RECORDED INFORMATION >>
☆ ☆ ☆ ☆ ☆ ☆ ☆

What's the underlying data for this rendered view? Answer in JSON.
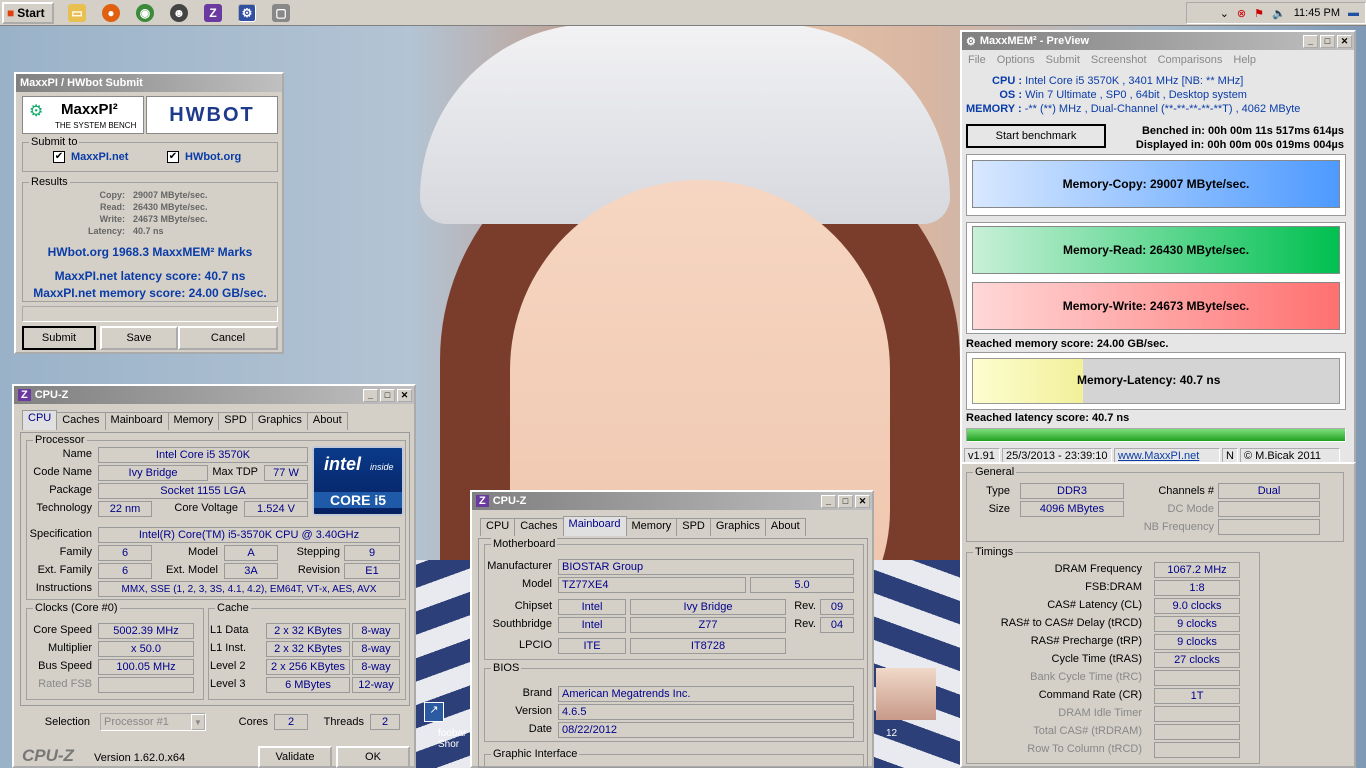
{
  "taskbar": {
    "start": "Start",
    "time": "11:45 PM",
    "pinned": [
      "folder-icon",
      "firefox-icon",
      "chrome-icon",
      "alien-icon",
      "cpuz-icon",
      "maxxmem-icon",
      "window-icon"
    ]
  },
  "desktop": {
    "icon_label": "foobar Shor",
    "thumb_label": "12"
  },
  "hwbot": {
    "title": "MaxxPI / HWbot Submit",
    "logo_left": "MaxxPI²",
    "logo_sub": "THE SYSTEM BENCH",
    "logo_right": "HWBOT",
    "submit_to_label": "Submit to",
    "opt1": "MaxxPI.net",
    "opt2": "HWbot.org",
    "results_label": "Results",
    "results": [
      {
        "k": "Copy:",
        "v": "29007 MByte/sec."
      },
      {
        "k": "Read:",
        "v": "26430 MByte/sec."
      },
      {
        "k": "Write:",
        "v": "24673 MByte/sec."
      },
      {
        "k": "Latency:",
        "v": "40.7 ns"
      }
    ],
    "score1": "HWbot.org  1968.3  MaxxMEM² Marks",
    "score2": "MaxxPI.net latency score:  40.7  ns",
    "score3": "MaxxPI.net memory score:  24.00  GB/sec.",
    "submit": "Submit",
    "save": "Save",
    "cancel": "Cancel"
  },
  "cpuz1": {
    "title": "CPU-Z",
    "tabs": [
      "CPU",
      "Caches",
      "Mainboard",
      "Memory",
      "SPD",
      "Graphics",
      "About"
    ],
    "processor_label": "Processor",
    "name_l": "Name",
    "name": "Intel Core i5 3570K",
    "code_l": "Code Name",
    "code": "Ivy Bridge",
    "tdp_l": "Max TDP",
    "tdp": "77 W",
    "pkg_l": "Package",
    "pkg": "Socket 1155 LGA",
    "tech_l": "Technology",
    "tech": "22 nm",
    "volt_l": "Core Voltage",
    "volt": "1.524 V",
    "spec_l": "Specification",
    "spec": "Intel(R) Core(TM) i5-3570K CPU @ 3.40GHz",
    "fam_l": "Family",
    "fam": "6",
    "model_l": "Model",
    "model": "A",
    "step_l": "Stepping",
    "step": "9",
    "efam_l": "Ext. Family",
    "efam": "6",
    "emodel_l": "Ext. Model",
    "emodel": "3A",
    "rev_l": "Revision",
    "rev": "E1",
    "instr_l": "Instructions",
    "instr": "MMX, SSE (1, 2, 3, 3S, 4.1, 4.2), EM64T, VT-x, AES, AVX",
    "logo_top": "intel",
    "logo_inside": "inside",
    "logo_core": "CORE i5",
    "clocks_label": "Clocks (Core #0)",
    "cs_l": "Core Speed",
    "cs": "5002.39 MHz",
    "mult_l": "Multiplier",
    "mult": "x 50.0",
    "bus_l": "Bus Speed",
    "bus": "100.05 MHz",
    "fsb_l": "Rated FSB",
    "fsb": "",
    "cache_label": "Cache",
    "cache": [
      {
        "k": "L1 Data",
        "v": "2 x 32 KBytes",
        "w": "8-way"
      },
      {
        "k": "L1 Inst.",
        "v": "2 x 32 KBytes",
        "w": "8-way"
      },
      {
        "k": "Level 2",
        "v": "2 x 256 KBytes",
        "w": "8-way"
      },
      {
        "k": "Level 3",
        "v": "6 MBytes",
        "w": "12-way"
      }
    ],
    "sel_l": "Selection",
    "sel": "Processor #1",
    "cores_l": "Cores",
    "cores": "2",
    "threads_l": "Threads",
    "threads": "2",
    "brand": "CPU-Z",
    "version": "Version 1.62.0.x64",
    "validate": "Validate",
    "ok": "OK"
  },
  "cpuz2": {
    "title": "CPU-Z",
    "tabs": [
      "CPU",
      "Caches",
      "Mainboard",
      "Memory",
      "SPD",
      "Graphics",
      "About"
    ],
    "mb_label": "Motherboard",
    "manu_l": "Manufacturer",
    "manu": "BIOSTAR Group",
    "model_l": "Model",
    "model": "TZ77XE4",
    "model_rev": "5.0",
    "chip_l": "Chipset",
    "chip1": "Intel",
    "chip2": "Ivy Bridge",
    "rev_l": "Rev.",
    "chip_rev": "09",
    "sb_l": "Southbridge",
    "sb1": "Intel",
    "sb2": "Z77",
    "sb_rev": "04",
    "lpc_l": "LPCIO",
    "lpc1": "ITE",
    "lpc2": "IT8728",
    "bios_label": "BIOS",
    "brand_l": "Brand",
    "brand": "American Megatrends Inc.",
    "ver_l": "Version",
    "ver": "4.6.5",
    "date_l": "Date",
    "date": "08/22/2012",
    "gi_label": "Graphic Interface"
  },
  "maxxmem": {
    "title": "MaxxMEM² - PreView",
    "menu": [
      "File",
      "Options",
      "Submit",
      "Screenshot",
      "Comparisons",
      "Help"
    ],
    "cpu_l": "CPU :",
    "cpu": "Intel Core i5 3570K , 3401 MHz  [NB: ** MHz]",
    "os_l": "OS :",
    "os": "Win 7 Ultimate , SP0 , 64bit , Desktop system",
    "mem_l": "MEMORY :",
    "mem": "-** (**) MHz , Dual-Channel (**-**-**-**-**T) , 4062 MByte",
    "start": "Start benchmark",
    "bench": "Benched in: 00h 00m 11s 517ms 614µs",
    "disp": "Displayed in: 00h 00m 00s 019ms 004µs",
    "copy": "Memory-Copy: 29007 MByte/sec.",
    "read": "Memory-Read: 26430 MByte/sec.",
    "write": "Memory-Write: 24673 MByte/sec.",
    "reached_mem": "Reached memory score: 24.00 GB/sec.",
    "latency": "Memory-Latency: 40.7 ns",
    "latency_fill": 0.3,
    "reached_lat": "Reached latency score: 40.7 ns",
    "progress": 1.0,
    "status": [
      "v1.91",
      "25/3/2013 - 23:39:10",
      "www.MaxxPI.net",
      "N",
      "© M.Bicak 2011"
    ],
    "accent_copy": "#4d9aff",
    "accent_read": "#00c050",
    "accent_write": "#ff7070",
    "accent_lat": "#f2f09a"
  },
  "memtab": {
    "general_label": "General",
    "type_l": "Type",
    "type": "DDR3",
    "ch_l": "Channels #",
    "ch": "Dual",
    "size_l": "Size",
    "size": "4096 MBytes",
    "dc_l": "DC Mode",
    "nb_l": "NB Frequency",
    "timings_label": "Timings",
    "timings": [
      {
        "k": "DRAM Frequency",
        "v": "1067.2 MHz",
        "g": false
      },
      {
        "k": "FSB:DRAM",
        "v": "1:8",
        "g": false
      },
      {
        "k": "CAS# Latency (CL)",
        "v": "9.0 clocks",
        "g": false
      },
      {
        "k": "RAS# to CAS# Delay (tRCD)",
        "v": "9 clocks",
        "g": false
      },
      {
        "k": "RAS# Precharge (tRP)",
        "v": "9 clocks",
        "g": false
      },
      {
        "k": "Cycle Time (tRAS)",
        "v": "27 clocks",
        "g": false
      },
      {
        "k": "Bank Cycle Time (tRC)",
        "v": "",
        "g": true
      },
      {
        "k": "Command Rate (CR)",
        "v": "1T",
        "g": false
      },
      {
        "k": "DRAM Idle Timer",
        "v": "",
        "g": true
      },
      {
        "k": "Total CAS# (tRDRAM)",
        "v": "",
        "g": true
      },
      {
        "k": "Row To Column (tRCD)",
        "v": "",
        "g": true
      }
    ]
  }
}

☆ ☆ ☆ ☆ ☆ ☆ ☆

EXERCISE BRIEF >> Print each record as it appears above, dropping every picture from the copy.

FINAL ANSWER >>
What's the underlying data for this rendered view? Answer in JSON.
{
  "taskbar": {
    "start": "Start",
    "time": "11:45 PM",
    "pinned": [
      "folder-icon",
      "firefox-icon",
      "chrome-icon",
      "alien-icon",
      "cpuz-icon",
      "maxxmem-icon",
      "window-icon"
    ]
  },
  "desktop": {
    "icon_label": "foobar Shor",
    "thumb_label": "12"
  },
  "hwbot": {
    "title": "MaxxPI / HWbot Submit",
    "logo_left": "MaxxPI²",
    "logo_sub": "THE SYSTEM BENCH",
    "logo_right": "HWBOT",
    "submit_to_label": "Submit to",
    "opt1": "MaxxPI.net",
    "opt2": "HWbot.org",
    "results_label": "Results",
    "results": [
      {
        "k": "Copy:",
        "v": "29007 MByte/sec."
      },
      {
        "k": "Read:",
        "v": "26430 MByte/sec."
      },
      {
        "k": "Write:",
        "v": "24673 MByte/sec."
      },
      {
        "k": "Latency:",
        "v": "40.7 ns"
      }
    ],
    "score1": "HWbot.org  1968.3  MaxxMEM² Marks",
    "score2": "MaxxPI.net latency score:  40.7  ns",
    "score3": "MaxxPI.net memory score:  24.00  GB/sec.",
    "submit": "Submit",
    "save": "Save",
    "cancel": "Cancel"
  },
  "cpuz1": {
    "title": "CPU-Z",
    "tabs": [
      "CPU",
      "Caches",
      "Mainboard",
      "Memory",
      "SPD",
      "Graphics",
      "About"
    ],
    "processor_label": "Processor",
    "name_l": "Name",
    "name": "Intel Core i5 3570K",
    "code_l": "Code Name",
    "code": "Ivy Bridge",
    "tdp_l": "Max TDP",
    "tdp": "77 W",
    "pkg_l": "Package",
    "pkg": "Socket 1155 LGA",
    "tech_l": "Technology",
    "tech": "22 nm",
    "volt_l": "Core Voltage",
    "volt": "1.524 V",
    "spec_l": "Specification",
    "spec": "Intel(R) Core(TM) i5-3570K CPU @ 3.40GHz",
    "fam_l": "Family",
    "fam": "6",
    "model_l": "Model",
    "model": "A",
    "step_l": "Stepping",
    "step": "9",
    "efam_l": "Ext. Family",
    "efam": "6",
    "emodel_l": "Ext. Model",
    "emodel": "3A",
    "rev_l": "Revision",
    "rev": "E1",
    "instr_l": "Instructions",
    "instr": "MMX, SSE (1, 2, 3, 3S, 4.1, 4.2), EM64T, VT-x, AES, AVX",
    "logo_top": "intel",
    "logo_inside": "inside",
    "logo_core": "CORE i5",
    "clocks_label": "Clocks (Core #0)",
    "cs_l": "Core Speed",
    "cs": "5002.39 MHz",
    "mult_l": "Multiplier",
    "mult": "x 50.0",
    "bus_l": "Bus Speed",
    "bus": "100.05 MHz",
    "fsb_l": "Rated FSB",
    "fsb": "",
    "cache_label": "Cache",
    "cache": [
      {
        "k": "L1 Data",
        "v": "2 x 32 KBytes",
        "w": "8-way"
      },
      {
        "k": "L1 Inst.",
        "v": "2 x 32 KBytes",
        "w": "8-way"
      },
      {
        "k": "Level 2",
        "v": "2 x 256 KBytes",
        "w": "8-way"
      },
      {
        "k": "Level 3",
        "v": "6 MBytes",
        "w": "12-way"
      }
    ],
    "sel_l": "Selection",
    "sel": "Processor #1",
    "cores_l": "Cores",
    "cores": "2",
    "threads_l": "Threads",
    "threads": "2",
    "brand": "CPU-Z",
    "version": "Version 1.62.0.x64",
    "validate": "Validate",
    "ok": "OK"
  },
  "cpuz2": {
    "title": "CPU-Z",
    "tabs": [
      "CPU",
      "Caches",
      "Mainboard",
      "Memory",
      "SPD",
      "Graphics",
      "About"
    ],
    "mb_label": "Motherboard",
    "manu_l": "Manufacturer",
    "manu": "BIOSTAR Group",
    "model_l": "Model",
    "model": "TZ77XE4",
    "model_rev": "5.0",
    "chip_l": "Chipset",
    "chip1": "Intel",
    "chip2": "Ivy Bridge",
    "rev_l": "Rev.",
    "chip_rev": "09",
    "sb_l": "Southbridge",
    "sb1": "Intel",
    "sb2": "Z77",
    "sb_rev": "04",
    "lpc_l": "LPCIO",
    "lpc1": "ITE",
    "lpc2": "IT8728",
    "bios_label": "BIOS",
    "brand_l": "Brand",
    "brand": "American Megatrends Inc.",
    "ver_l": "Version",
    "ver": "4.6.5",
    "date_l": "Date",
    "date": "08/22/2012",
    "gi_label": "Graphic Interface"
  },
  "maxxmem": {
    "title": "MaxxMEM² - PreView",
    "menu": [
      "File",
      "Options",
      "Submit",
      "Screenshot",
      "Comparisons",
      "Help"
    ],
    "cpu_l": "CPU :",
    "cpu": "Intel Core i5 3570K , 3401 MHz  [NB: ** MHz]",
    "os_l": "OS :",
    "os": "Win 7 Ultimate , SP0 , 64bit , Desktop system",
    "mem_l": "MEMORY :",
    "mem": "-** (**) MHz , Dual-Channel (**-**-**-**-**T) , 4062 MByte",
    "start": "Start benchmark",
    "bench": "Benched in: 00h 00m 11s 517ms 614µs",
    "disp": "Displayed in: 00h 00m 00s 019ms 004µs",
    "copy": "Memory-Copy: 29007 MByte/sec.",
    "read": "Memory-Read: 26430 MByte/sec.",
    "write": "Memory-Write: 24673 MByte/sec.",
    "reached_mem": "Reached memory score: 24.00 GB/sec.",
    "latency": "Memory-Latency: 40.7 ns",
    "latency_fill": 0.3,
    "reached_lat": "Reached latency score: 40.7 ns",
    "progress": 1.0,
    "status": [
      "v1.91",
      "25/3/2013 - 23:39:10",
      "www.MaxxPI.net",
      "N",
      "© M.Bicak 2011"
    ],
    "accent_copy": "#4d9aff",
    "accent_read": "#00c050",
    "accent_write": "#ff7070",
    "accent_lat": "#f2f09a"
  },
  "memtab": {
    "general_label": "General",
    "type_l": "Type",
    "type": "DDR3",
    "ch_l": "Channels #",
    "ch": "Dual",
    "size_l": "Size",
    "size": "4096 MBytes",
    "dc_l": "DC Mode",
    "nb_l": "NB Frequency",
    "timings_label": "Timings",
    "timings": [
      {
        "k": "DRAM Frequency",
        "v": "1067.2 MHz",
        "g": false
      },
      {
        "k": "FSB:DRAM",
        "v": "1:8",
        "g": false
      },
      {
        "k": "CAS# Latency (CL)",
        "v": "9.0 clocks",
        "g": false
      },
      {
        "k": "RAS# to CAS# Delay (tRCD)",
        "v": "9 clocks",
        "g": false
      },
      {
        "k": "RAS# Precharge (tRP)",
        "v": "9 clocks",
        "g": false
      },
      {
        "k": "Cycle Time (tRAS)",
        "v": "27 clocks",
        "g": false
      },
      {
        "k": "Bank Cycle Time (tRC)",
        "v": "",
        "g": true
      },
      {
        "k": "Command Rate (CR)",
        "v": "1T",
        "g": false
      },
      {
        "k": "DRAM Idle Timer",
        "v": "",
        "g": true
      },
      {
        "k": "Total CAS# (tRDRAM)",
        "v": "",
        "g": true
      },
      {
        "k": "Row To Column (tRCD)",
        "v": "",
        "g": true
      }
    ]
  }
}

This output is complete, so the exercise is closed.